RECORD EXCERPTS
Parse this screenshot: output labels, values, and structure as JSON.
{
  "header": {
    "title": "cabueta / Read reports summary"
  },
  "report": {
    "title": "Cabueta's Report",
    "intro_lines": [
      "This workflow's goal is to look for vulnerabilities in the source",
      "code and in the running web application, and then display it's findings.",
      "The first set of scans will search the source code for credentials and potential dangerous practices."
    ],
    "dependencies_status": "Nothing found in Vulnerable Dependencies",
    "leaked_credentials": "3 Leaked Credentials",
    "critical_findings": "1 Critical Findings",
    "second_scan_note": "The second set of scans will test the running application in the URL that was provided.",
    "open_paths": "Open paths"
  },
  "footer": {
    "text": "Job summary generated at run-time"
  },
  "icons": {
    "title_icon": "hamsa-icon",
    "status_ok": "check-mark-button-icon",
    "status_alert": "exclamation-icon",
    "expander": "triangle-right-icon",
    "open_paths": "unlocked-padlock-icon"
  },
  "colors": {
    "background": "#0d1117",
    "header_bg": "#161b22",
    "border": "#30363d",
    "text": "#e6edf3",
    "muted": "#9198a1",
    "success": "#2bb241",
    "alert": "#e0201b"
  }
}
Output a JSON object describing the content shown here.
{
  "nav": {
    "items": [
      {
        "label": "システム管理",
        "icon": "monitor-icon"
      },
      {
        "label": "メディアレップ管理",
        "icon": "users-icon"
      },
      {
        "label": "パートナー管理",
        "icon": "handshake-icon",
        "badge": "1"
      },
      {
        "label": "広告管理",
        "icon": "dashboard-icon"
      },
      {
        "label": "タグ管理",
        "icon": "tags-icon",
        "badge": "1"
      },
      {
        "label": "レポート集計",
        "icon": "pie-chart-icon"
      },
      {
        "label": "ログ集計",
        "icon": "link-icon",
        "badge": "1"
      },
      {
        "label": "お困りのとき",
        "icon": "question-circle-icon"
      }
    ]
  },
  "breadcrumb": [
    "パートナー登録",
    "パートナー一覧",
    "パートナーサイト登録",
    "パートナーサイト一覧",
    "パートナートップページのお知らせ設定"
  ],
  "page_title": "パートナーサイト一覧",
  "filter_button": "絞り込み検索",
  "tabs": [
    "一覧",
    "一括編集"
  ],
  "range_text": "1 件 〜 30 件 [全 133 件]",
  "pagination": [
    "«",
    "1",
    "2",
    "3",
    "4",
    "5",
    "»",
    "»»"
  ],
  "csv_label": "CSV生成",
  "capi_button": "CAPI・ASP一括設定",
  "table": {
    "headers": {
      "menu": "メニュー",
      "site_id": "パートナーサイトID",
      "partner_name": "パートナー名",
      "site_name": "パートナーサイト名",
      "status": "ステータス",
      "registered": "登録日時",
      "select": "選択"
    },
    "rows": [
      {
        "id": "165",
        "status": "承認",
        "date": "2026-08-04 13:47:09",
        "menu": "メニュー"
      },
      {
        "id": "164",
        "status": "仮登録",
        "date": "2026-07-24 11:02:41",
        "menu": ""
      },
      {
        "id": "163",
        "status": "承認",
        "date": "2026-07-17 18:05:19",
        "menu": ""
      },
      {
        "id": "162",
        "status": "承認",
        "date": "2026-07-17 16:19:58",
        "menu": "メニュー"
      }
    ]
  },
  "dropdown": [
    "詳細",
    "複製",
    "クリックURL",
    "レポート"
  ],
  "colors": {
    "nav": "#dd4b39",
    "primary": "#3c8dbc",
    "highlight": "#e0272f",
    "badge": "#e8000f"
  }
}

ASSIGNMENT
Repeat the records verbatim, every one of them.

FINISHED EXERCISE
Parse this screenshot: output labels, values, and structure as JSON.
{
  "header": {
    "title": "cabueta / Read reports summary"
  },
  "report": {
    "title": "Cabueta's Report",
    "intro_lines": [
      "This workflow's goal is to look for vulnerabilities in the source",
      "code and in the running web application, and then display it's findings.",
      "The first set of scans will search the source code for credentials and potential dangerous practices."
    ],
    "dependencies_status": "Nothing found in Vulnerable Dependencies",
    "leaked_credentials": "3 Leaked Credentials",
    "critical_findings": "1 Critical Findings",
    "second_scan_note": "The second set of scans will test the running application in the URL that was provided.",
    "open_paths": "Open paths"
  },
  "footer": {
    "text": "Job summary generated at run-time"
  },
  "icons": {
    "title_icon": "hamsa-icon",
    "status_ok": "check-mark-button-icon",
    "status_alert": "exclamation-icon",
    "expander": "triangle-right-icon",
    "open_paths": "unlocked-padlock-icon"
  },
  "colors": {
    "background": "#0d1117",
    "header_bg": "#161b22",
    "border": "#30363d",
    "text": "#e6edf3",
    "muted": "#9198a1",
    "success": "#2bb241",
    "alert": "#e0201b"
  }
}
Output a JSON object describing the content shown here.
{
  "nav": {
    "items": [
      {
        "label": "システム管理",
        "icon": "monitor-icon"
      },
      {
        "label": "メディアレップ管理",
        "icon": "users-icon"
      },
      {
        "label": "パートナー管理",
        "icon": "handshake-icon",
        "badge": "1"
      },
      {
        "label": "広告管理",
        "icon": "dashboard-icon"
      },
      {
        "label": "タグ管理",
        "icon": "tags-icon",
        "badge": "1"
      },
      {
        "label": "レポート集計",
        "icon": "pie-chart-icon"
      },
      {
        "label": "ログ集計",
        "icon": "link-icon",
        "badge": "1"
      },
      {
        "label": "お困りのとき",
        "icon": "question-circle-icon"
      }
    ]
  },
  "breadcrumb": [
    "パートナー登録",
    "パートナー一覧",
    "パートナーサイト登録",
    "パートナーサイト一覧",
    "パートナートップページのお知らせ設定"
  ],
  "page_title": "パートナーサイト一覧",
  "filter_button": "絞り込み検索",
  "tabs": [
    "一覧",
    "一括編集"
  ],
  "range_text": "1 件 〜 30 件 [全 133 件]",
  "pagination": [
    "«",
    "1",
    "2",
    "3",
    "4",
    "5",
    "»",
    "»»"
  ],
  "csv_label": "CSV生成",
  "capi_button": "CAPI・ASP一括設定",
  "table": {
    "headers": {
      "menu": "メニュー",
      "site_id": "パートナーサイトID",
      "partner_name": "パートナー名",
      "site_name": "パートナーサイト名",
      "status": "ステータス",
      "registered": "登録日時",
      "select": "選択"
    },
    "rows": [
      {
        "id": "165",
        "status": "承認",
        "date": "2026-08-04 13:47:09",
        "menu": "メニュー"
      },
      {
        "id": "164",
        "status": "仮登録",
        "date": "2026-07-24 11:02:41",
        "menu": ""
      },
      {
        "id": "163",
        "status": "承認",
        "date": "2026-07-17 18:05:19",
        "menu": ""
      },
      {
        "id": "162",
        "status": "承認",
        "date": "2026-07-17 16:19:58",
        "menu": "メニュー"
      }
    ]
  },
  "dropdown": [
    "詳細",
    "複製",
    "クリックURL",
    "レポート"
  ],
  "colors": {
    "nav": "#dd4b39",
    "primary": "#3c8dbc",
    "highlight": "#e0272f",
    "badge": "#e8000f"
  }
}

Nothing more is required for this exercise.